● **What you have to do**
Could you retype every line of the data underneath without altering anything?

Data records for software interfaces
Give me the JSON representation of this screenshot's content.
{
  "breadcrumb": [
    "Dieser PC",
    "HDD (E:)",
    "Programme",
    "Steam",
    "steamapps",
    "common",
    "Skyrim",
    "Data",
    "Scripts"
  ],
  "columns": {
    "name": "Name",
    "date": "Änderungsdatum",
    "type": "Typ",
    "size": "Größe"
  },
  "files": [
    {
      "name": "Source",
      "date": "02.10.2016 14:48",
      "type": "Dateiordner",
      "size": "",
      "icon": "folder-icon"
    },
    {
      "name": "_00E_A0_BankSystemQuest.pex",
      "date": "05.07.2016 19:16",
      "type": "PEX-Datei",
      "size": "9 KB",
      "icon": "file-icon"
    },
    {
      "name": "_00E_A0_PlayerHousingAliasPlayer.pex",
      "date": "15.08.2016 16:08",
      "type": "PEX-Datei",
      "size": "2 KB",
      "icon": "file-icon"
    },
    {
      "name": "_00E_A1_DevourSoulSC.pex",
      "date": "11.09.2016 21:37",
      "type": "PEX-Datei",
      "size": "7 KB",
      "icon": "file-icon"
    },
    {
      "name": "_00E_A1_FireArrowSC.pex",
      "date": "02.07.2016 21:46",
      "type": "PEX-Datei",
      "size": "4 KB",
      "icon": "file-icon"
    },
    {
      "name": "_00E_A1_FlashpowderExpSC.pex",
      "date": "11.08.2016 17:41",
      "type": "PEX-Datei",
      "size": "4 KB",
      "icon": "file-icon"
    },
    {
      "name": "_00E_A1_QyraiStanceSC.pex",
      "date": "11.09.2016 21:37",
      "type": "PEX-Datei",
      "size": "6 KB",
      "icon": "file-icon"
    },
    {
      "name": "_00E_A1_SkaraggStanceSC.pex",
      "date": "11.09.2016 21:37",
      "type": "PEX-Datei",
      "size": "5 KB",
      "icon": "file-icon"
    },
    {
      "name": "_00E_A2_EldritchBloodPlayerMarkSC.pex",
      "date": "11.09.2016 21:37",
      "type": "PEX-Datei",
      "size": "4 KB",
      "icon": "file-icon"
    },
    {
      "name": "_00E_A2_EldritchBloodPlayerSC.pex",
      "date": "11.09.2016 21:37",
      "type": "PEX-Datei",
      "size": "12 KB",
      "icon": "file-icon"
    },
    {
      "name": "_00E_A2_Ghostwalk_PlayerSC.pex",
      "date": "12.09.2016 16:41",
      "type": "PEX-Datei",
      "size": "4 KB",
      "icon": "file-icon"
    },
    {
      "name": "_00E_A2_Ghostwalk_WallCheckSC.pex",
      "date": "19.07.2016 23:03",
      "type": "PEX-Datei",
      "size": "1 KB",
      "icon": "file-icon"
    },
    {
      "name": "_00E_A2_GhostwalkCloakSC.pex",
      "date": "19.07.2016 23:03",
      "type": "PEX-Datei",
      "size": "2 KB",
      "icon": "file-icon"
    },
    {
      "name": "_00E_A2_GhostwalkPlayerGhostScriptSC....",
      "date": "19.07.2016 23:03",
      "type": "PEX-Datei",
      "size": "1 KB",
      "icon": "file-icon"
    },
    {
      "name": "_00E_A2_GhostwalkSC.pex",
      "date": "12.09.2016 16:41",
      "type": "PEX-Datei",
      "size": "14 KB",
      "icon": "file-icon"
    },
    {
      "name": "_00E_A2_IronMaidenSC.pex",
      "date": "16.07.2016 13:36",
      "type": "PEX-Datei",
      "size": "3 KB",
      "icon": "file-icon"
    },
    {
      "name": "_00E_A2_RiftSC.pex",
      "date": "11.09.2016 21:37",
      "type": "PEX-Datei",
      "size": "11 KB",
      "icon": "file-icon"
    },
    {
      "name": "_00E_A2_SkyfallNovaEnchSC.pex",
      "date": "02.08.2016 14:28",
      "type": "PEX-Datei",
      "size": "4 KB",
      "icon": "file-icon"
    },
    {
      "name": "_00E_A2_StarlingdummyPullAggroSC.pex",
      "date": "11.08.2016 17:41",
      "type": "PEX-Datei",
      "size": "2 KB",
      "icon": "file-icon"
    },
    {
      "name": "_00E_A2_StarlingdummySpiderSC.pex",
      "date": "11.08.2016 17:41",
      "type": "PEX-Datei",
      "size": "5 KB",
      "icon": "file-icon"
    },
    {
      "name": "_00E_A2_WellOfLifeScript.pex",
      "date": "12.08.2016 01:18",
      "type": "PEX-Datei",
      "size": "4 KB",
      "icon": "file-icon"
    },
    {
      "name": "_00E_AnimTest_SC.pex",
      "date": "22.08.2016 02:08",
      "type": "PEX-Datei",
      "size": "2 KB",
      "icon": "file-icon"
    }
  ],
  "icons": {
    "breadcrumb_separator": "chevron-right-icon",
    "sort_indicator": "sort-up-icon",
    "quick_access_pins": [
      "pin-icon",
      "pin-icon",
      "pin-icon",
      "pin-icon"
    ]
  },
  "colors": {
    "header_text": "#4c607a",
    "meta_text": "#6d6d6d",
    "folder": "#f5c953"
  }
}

● **Solution**
Give me the JSON representation of this screenshot's content.
{
  "breadcrumb": [
    "Dieser PC",
    "HDD (E:)",
    "Programme",
    "Steam",
    "steamapps",
    "common",
    "Skyrim",
    "Data",
    "Scripts"
  ],
  "columns": {
    "name": "Name",
    "date": "Änderungsdatum",
    "type": "Typ",
    "size": "Größe"
  },
  "files": [
    {
      "name": "Source",
      "date": "02.10.2016 14:48",
      "type": "Dateiordner",
      "size": "",
      "icon": "folder-icon"
    },
    {
      "name": "_00E_A0_BankSystemQuest.pex",
      "date": "05.07.2016 19:16",
      "type": "PEX-Datei",
      "size": "9 KB",
      "icon": "file-icon"
    },
    {
      "name": "_00E_A0_PlayerHousingAliasPlayer.pex",
      "date": "15.08.2016 16:08",
      "type": "PEX-Datei",
      "size": "2 KB",
      "icon": "file-icon"
    },
    {
      "name": "_00E_A1_DevourSoulSC.pex",
      "date": "11.09.2016 21:37",
      "type": "PEX-Datei",
      "size": "7 KB",
      "icon": "file-icon"
    },
    {
      "name": "_00E_A1_FireArrowSC.pex",
      "date": "02.07.2016 21:46",
      "type": "PEX-Datei",
      "size": "4 KB",
      "icon": "file-icon"
    },
    {
      "name": "_00E_A1_FlashpowderExpSC.pex",
      "date": "11.08.2016 17:41",
      "type": "PEX-Datei",
      "size": "4 KB",
      "icon": "file-icon"
    },
    {
      "name": "_00E_A1_QyraiStanceSC.pex",
      "date": "11.09.2016 21:37",
      "type": "PEX-Datei",
      "size": "6 KB",
      "icon": "file-icon"
    },
    {
      "name": "_00E_A1_SkaraggStanceSC.pex",
      "date": "11.09.2016 21:37",
      "type": "PEX-Datei",
      "size": "5 KB",
      "icon": "file-icon"
    },
    {
      "name": "_00E_A2_EldritchBloodPlayerMarkSC.pex",
      "date": "11.09.2016 21:37",
      "type": "PEX-Datei",
      "size": "4 KB",
      "icon": "file-icon"
    },
    {
      "name": "_00E_A2_EldritchBloodPlayerSC.pex",
      "date": "11.09.2016 21:37",
      "type": "PEX-Datei",
      "size": "12 KB",
      "icon": "file-icon"
    },
    {
      "name": "_00E_A2_Ghostwalk_PlayerSC.pex",
      "date": "12.09.2016 16:41",
      "type": "PEX-Datei",
      "size": "4 KB",
      "icon": "file-icon"
    },
    {
      "name": "_00E_A2_Ghostwalk_WallCheckSC.pex",
      "date": "19.07.2016 23:03",
      "type": "PEX-Datei",
      "size": "1 KB",
      "icon": "file-icon"
    },
    {
      "name": "_00E_A2_GhostwalkCloakSC.pex",
      "date": "19.07.2016 23:03",
      "type": "PEX-Datei",
      "size": "2 KB",
      "icon": "file-icon"
    },
    {
      "name": "_00E_A2_GhostwalkPlayerGhostScriptSC....",
      "date": "19.07.2016 23:03",
      "type": "PEX-Datei",
      "size": "1 KB",
      "icon": "file-icon"
    },
    {
      "name": "_00E_A2_GhostwalkSC.pex",
      "date": "12.09.2016 16:41",
      "type": "PEX-Datei",
      "size": "14 KB",
      "icon": "file-icon"
    },
    {
      "name": "_00E_A2_IronMaidenSC.pex",
      "date": "16.07.2016 13:36",
      "type": "PEX-Datei",
      "size": "3 KB",
      "icon": "file-icon"
    },
    {
      "name": "_00E_A2_RiftSC.pex",
      "date": "11.09.2016 21:37",
      "type": "PEX-Datei",
      "size": "11 KB",
      "icon": "file-icon"
    },
    {
      "name": "_00E_A2_SkyfallNovaEnchSC.pex",
      "date": "02.08.2016 14:28",
      "type": "PEX-Datei",
      "size": "4 KB",
      "icon": "file-icon"
    },
    {
      "name": "_00E_A2_StarlingdummyPullAggroSC.pex",
      "date": "11.08.2016 17:41",
      "type": "PEX-Datei",
      "size": "2 KB",
      "icon": "file-icon"
    },
    {
      "name": "_00E_A2_StarlingdummySpiderSC.pex",
      "date": "11.08.2016 17:41",
      "type": "PEX-Datei",
      "size": "5 KB",
      "icon": "file-icon"
    },
    {
      "name": "_00E_A2_WellOfLifeScript.pex",
      "date": "12.08.2016 01:18",
      "type": "PEX-Datei",
      "size": "4 KB",
      "icon": "file-icon"
    },
    {
      "name": "_00E_AnimTest_SC.pex",
      "date": "22.08.2016 02:08",
      "type": "PEX-Datei",
      "size": "2 KB",
      "icon": "file-icon"
    }
  ],
  "icons": {
    "breadcrumb_separator": "chevron-right-icon",
    "sort_indicator": "sort-up-icon",
    "quick_access_pins": [
      "pin-icon",
      "pin-icon",
      "pin-icon",
      "pin-icon"
    ]
  },
  "colors": {
    "header_text": "#4c607a",
    "meta_text": "#6d6d6d",
    "folder": "#f5c953"
  }
}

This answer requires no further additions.